Pinky spent many months at Iowa City in an iron lung, then traveled for therapy to Warm Springs, Georgia, in a valiant effort to recuperate. Pinky would later recall many of his friends at Warm Springs mentioning what they, as young adults, had in common; namely, that they were often guilty of burning the candle at both ends. But then, youngsters became paralyzed too -- and of ALL ages!
Many people back then didn’t realize that we had a United States President who’d once been a polio victim and could no longer walk, as a result. Franklin Delano Roosevelt frequently hid his debilitation from the public eye. People in those unenlightened times didn’t understand and would often look askance at “a Cripple.” However, the courage of Roosevelt, Pinky McDonnell, and others helped to change that perception. Today’s terminology would be “person with a handicap.”
When Pinky got home in 1950, the family set up his bed in the living room, from which he nodded as all passers-by waved. Often Pinky’s room would be filled with kids watching television in the dark, because he had one of the first ones around. Naturally, he had one of the first air-conditioners, too. His family and the whole neighborhood helped out over the years by taking him to ball games and to many of his civic commitments. Somehow, everyone who knew him seemed to learn of compassion and caring for others through Pinky’s plight.
Indeed, Pinky McDonnell went on to great success in life. He served on many state and local civic committees and was Clinton’s Councilman-at-Large in the late 1970’s and early ‘80’s and even acted as Mayor Pro Tempore several times.
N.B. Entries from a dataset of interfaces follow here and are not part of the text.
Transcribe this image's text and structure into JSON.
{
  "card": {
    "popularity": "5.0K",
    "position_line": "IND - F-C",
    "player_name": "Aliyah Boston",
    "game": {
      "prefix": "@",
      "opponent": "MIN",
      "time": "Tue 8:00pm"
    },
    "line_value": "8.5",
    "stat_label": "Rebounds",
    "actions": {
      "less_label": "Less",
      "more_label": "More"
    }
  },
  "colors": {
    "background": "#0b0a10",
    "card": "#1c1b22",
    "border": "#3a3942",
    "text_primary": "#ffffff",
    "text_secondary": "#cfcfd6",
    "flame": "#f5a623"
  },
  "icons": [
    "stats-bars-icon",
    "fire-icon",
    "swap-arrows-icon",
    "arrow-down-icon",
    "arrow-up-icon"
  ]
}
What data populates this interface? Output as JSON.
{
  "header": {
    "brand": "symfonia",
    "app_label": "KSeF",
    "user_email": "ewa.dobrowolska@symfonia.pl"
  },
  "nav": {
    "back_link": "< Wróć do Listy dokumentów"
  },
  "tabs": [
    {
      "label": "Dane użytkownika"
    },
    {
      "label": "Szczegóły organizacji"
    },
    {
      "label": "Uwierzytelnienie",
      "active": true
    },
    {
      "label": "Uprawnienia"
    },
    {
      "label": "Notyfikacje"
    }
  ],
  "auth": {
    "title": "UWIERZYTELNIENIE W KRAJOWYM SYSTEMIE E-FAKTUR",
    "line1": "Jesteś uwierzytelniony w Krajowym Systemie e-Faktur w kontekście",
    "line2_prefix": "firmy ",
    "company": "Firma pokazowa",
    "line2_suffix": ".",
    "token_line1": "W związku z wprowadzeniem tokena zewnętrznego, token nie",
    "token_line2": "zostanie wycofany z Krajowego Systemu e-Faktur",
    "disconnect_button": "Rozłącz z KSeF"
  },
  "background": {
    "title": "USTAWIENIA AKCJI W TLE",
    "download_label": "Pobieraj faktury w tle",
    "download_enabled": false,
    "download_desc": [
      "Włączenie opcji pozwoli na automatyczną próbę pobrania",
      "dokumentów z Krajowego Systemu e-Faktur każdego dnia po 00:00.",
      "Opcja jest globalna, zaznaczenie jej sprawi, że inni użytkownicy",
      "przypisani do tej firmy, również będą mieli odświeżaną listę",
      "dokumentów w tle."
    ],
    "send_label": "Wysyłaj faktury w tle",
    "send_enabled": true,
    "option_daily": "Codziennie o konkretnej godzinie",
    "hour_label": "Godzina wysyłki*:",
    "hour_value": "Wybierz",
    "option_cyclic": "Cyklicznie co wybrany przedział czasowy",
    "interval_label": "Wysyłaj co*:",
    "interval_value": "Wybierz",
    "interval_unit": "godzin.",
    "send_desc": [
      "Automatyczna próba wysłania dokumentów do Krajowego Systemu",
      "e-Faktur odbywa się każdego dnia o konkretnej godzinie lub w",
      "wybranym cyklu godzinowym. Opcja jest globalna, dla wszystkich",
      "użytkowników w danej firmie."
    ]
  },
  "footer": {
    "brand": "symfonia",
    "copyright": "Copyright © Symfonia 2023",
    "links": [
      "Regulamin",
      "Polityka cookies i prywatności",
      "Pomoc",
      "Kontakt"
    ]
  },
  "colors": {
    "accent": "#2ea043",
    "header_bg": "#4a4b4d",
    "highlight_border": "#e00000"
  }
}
He received many honors.
Despite being paralyzed for nearly forty years, and only barely able to move his head and one hand, Pinky became a successful and influential citizen, who gave great example to the thousands of people whom he met and worked with and for.